In late December, the club announced plans for a pedestrian village adjacent to the Lodge, including three new buildings that will house two restaurants, a spa and fitness center, a grocery market, 48 condos and eventually a gondola up 9,573-foot Eglise Mountain.
Tough Par: The 434-yard fourth is the No. 1 handicap hole.

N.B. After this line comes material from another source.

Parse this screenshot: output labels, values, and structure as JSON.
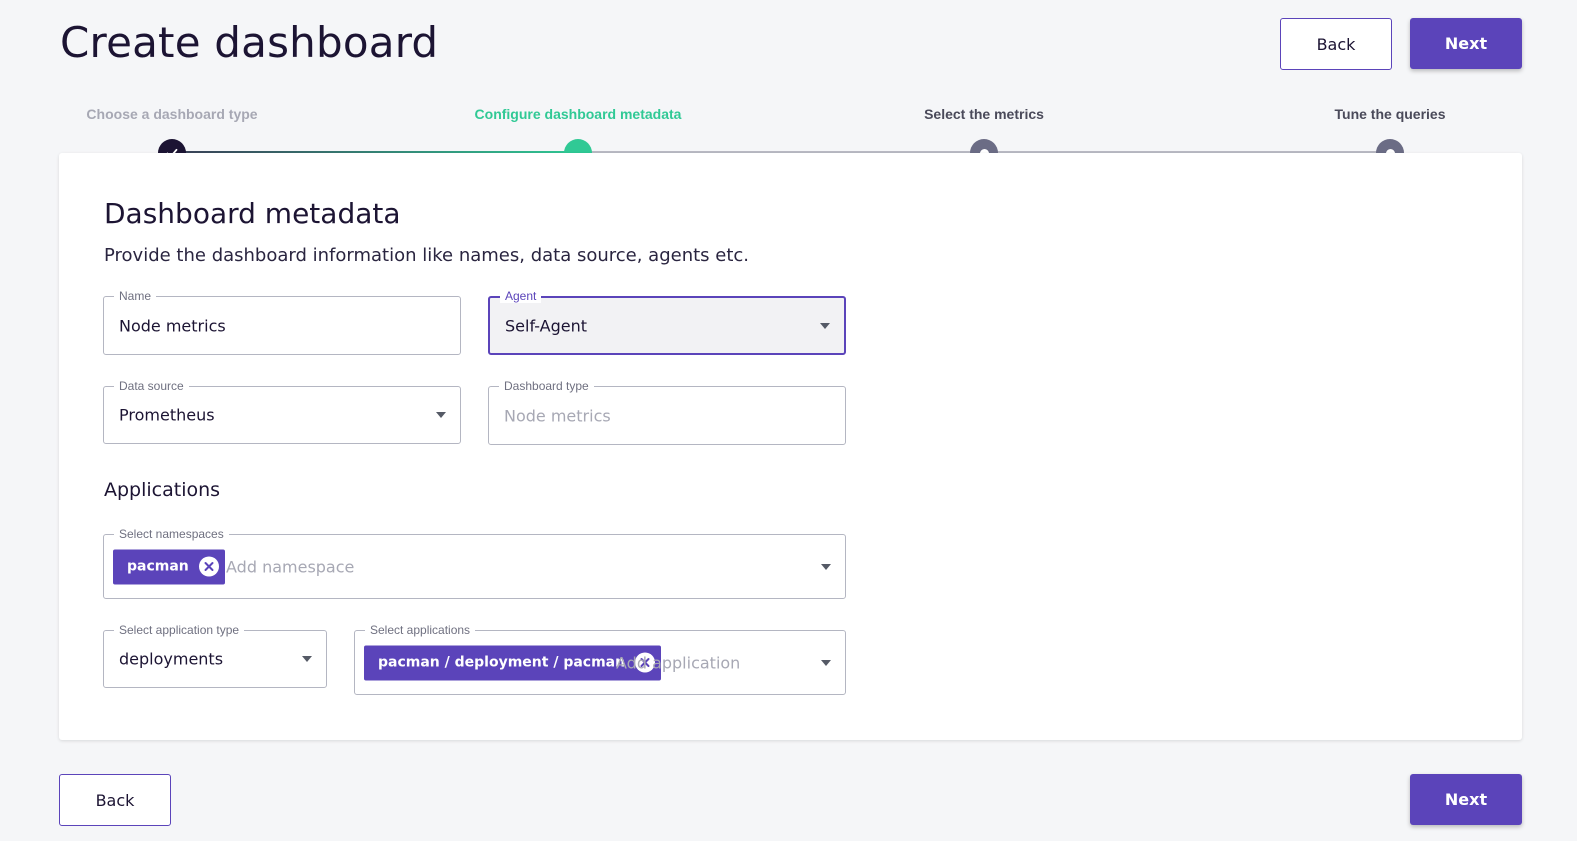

The club’s current 2,200 skiable acres are more than Beaver Creek or Deer Valley, with never a wait on its 15 lifts, plus a connection to adjacent Big Sky Resort’s 5,750 acres of terrain. With annual skier visits less than what Vail does on a slow weekend, the powder lasts for days on a mountain with an impressive 2,700 feet of vertical drop. And while skiing and riding remain as the major attraction, the golf and a dozen-plus other summer activities—including fly-fishing on the Gallatin River, hiking, mountain biking, rafting and excursions into nearby Yellowstone National Park—are fast becoming a mainstay.
At 8,030 feet, the 360-degree view from the Yellowstone Club’s first tee may be the most dramatic in the Rockies, punctuated by 11,166-foot Lone Peak looming to the northwest. A Reid Smith-designed, 24,500-squre-foot clubhouse, set to open in June, blends in naturally on the bluff, featuring curved glass and plentiful deck space.
Big Shot: Lone Peak provides an aiming point on No. 12. Yellowstone has an A-List membership including Bill Gates, Justin Timberlake, and Phil Mickelson.
Second- and third-generation timber covered the parcel before Weiskopf got to work. He created wide corridors and softened the slopes, built five sets of tees and drew five par 3s and five par 5s, all of which are theoretically reachable in two. Wildlife is abundant, with bear, elk, mule deer, Bighorn sheep and Rocky Mountain goats. “It’s like playing golf in a zoo,” says the architect, who was an acclaimed big game hunter himself before turning his attention to upland and migratory birds.
The 1973 British Open champion designed this course to play hard and fast, and many of the holes welcome run-up shots, though not the postage-stamp, 138-yard par 3 11th, or the uphill, 414-yard par 4 13th, which requires a precisely judged shot to a blind green. The unofficial “signature hole” is the fourth, a demanding par 4 with Lone Peak as a backdrop: The mountain reflects idyllically in the lake that runs along its right side. A Weiskopf staple, a drivable par 4, comes at the double-green 9th, which plays 351 yards from the tips. The lower green is reachable with a properly struck tee ball, while a stand of pines tightly guards the upper green.
The Yellowstone Club’s opening three holes provide a comforting confidence boost, tumbling 350 vertical feet in all. You can miss your drive off No. 1 and it will still roll forever. It’s the perfect warm up for the celebrated filmmaker Warren Miller, who’s been here from the beginning as the director of skiing and who, along with his wife Laurie, has been a pillar of the community through the good and the bad. He even picked up the game of golf (promising to “never keep score”) and taught Weiskopf to ski in exchange for golf lessons.
Miller tells the story of teeing off with a prospective member on a bluebird Montana summer morning. When they arrived at the downhill 236-yard par-3 3rd and looked out at its infinity-edge green and the mountains beyond, his partner shook his head in awe. “He said, ‘This place is so fantastic, why am I playing golf? Let’s go look at real estate,’’’ Miller recalls. “Later that afternoon, he bought a lot and a club membership.”
Welcome to the club.
Andy Bigford is the editor of Warren Miller’s autobiography, Freedom Found, My Life Story (Warren Miller Company), which will be published in fall 2016. For more information on the Yellowstone Club, go to yellowstoneclub.com.
This article appears in the Spring 2016 issue of Colorado AvidGolfer Magazine.